"It is so very good to be home and my daughter is excited because I will also be here for her birthday," McNamee said.
Ajani, too, is glad for the opportunity to play with other kids again.
"He is not even right here with me now because he is playing with his cousins," she said, explaining that he has not quite regained his strength and balance when he walks.
She explained further that arrangements are being made for Ajani to be admitted at the Bustamante Hospital for Children when he returns to Kingston to undergo the six weeks of radiation treatment.
However, McNamee said this is not yet confirmed as she is not willing to leave his side.
"I am told that I might not be able to stay there with him at the Children's Hospital and I don't want to leave him alone. So, if I can't stay there I may have to find somewhere else," she said.
McNamee said the doctors are recommending that Ajani remains in a hospital setting while undergoing radiation so as not to expose him to infections through the tube he is being fed through.
The challenge now, however, is the need to get Ajani from the hospital to the radiation facility at Ripon Road.Croskery said she is now soliciting help with transportation to get him to and from the facility five days a week.
"I will be taking him for the first day and I have some friends who are willing to drive him some of the time but we still need to get some other people to volunteer to help," she said.
At the end of the radiation sessions, McNamee said the family is optimistic that Ajani will return to having a normal life. Until then, Ajani is not quite yet out of the woods as McNamee said further tests are to be done to determine what is causing a sharp pain in his eye, which is still somewhat swollen.

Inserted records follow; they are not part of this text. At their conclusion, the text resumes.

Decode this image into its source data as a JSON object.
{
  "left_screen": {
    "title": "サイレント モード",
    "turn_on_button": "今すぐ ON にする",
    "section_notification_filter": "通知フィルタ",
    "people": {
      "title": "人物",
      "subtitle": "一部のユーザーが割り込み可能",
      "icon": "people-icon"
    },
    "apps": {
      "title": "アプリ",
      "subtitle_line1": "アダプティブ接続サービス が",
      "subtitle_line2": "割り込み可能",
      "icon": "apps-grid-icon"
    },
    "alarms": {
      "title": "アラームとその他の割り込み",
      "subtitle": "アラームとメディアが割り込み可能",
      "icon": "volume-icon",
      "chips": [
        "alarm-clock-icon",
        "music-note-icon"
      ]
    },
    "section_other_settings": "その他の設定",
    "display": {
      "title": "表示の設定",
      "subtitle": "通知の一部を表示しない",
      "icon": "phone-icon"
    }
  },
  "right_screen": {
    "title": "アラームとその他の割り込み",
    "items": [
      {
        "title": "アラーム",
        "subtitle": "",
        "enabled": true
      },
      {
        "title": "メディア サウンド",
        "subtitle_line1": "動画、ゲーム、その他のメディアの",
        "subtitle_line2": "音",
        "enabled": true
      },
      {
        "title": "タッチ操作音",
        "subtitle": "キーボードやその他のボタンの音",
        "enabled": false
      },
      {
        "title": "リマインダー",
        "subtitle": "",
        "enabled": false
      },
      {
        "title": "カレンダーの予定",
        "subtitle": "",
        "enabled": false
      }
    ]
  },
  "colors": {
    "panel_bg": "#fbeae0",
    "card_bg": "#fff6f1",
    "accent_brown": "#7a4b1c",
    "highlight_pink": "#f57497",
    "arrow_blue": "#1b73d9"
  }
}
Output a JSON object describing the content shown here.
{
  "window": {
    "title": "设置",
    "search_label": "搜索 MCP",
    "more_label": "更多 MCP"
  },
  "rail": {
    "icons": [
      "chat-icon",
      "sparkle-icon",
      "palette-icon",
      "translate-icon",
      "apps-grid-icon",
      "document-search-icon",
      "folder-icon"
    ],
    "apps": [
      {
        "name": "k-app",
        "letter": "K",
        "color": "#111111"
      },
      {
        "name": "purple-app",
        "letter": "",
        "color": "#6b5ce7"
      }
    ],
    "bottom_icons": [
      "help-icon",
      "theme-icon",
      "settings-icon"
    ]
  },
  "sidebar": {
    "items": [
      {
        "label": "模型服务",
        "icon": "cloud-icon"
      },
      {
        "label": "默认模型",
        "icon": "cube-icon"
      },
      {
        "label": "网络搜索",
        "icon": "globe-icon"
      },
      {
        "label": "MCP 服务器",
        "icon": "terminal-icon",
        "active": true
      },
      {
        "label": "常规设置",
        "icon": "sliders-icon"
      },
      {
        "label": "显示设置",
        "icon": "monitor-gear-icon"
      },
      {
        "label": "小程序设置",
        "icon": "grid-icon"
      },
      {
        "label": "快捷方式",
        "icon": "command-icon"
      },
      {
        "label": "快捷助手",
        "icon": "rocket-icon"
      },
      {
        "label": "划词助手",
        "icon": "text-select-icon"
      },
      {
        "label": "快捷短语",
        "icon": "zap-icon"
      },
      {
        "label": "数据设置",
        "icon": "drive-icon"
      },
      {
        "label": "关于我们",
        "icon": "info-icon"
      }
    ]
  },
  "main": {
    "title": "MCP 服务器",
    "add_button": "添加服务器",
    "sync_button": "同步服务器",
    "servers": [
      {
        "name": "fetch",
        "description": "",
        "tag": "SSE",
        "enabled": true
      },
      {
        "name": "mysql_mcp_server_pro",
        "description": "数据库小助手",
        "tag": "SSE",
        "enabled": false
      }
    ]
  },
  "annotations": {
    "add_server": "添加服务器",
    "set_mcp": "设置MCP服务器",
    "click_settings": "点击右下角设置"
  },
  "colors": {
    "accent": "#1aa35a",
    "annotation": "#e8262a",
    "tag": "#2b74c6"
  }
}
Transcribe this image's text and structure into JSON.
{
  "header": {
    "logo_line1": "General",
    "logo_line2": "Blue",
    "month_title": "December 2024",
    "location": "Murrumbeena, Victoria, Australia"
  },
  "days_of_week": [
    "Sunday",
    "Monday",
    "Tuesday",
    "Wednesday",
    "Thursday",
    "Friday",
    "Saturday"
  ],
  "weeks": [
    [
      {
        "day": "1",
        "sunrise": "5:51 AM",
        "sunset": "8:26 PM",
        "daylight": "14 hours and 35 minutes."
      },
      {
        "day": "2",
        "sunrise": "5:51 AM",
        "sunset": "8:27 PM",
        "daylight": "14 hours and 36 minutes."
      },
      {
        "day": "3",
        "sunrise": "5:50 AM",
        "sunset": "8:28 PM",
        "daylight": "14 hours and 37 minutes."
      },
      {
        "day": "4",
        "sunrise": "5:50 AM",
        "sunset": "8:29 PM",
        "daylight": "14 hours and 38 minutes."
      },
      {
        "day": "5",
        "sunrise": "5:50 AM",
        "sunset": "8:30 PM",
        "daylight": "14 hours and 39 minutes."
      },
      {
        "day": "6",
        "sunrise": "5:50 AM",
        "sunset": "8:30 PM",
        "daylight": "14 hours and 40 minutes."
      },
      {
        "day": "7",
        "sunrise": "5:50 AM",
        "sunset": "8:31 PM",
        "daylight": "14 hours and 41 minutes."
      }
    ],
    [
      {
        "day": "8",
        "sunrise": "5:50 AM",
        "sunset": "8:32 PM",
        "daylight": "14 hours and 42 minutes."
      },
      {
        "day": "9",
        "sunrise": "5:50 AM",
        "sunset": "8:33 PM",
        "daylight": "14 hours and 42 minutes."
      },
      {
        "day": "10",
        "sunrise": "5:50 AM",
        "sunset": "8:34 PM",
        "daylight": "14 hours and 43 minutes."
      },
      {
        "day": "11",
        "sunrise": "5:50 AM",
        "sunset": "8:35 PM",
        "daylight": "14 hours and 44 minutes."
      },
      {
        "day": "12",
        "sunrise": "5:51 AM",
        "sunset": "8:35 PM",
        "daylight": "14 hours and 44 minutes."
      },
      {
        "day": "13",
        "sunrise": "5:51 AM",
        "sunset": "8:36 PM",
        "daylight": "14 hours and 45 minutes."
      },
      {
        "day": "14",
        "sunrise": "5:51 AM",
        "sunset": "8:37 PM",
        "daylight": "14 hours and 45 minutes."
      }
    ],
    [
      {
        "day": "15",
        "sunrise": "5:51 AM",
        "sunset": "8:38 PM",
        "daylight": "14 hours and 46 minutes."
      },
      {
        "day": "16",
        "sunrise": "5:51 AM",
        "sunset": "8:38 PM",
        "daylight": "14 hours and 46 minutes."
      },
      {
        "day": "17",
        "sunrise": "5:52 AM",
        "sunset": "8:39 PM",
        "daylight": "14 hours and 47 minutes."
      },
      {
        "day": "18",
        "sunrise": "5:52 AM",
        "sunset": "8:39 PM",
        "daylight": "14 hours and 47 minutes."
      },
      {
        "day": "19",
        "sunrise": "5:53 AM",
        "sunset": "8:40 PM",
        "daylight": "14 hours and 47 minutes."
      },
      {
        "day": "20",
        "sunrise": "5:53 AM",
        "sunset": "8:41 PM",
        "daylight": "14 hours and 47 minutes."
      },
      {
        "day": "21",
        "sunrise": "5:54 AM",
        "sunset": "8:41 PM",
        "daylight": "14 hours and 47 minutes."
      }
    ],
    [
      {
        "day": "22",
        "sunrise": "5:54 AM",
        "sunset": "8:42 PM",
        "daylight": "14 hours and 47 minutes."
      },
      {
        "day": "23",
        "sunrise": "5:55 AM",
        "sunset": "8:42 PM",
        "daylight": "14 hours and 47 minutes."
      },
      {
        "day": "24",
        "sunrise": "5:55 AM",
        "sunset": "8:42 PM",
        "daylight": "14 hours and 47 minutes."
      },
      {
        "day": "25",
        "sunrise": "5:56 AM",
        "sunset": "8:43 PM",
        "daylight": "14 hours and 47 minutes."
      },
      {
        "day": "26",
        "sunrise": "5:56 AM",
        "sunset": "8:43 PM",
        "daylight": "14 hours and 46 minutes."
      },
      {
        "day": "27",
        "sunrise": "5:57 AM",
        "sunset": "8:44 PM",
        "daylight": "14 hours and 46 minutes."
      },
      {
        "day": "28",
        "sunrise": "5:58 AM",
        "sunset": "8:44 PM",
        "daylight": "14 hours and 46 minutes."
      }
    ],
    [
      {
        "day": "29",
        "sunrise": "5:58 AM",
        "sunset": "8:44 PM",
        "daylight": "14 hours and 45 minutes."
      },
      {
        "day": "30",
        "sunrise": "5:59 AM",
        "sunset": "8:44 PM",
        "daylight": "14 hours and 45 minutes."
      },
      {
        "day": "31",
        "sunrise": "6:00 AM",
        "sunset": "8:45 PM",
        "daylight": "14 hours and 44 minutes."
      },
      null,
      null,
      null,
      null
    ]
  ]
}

The doctors are also watching to see if he will be able to swallow so that he can be fed without a tube.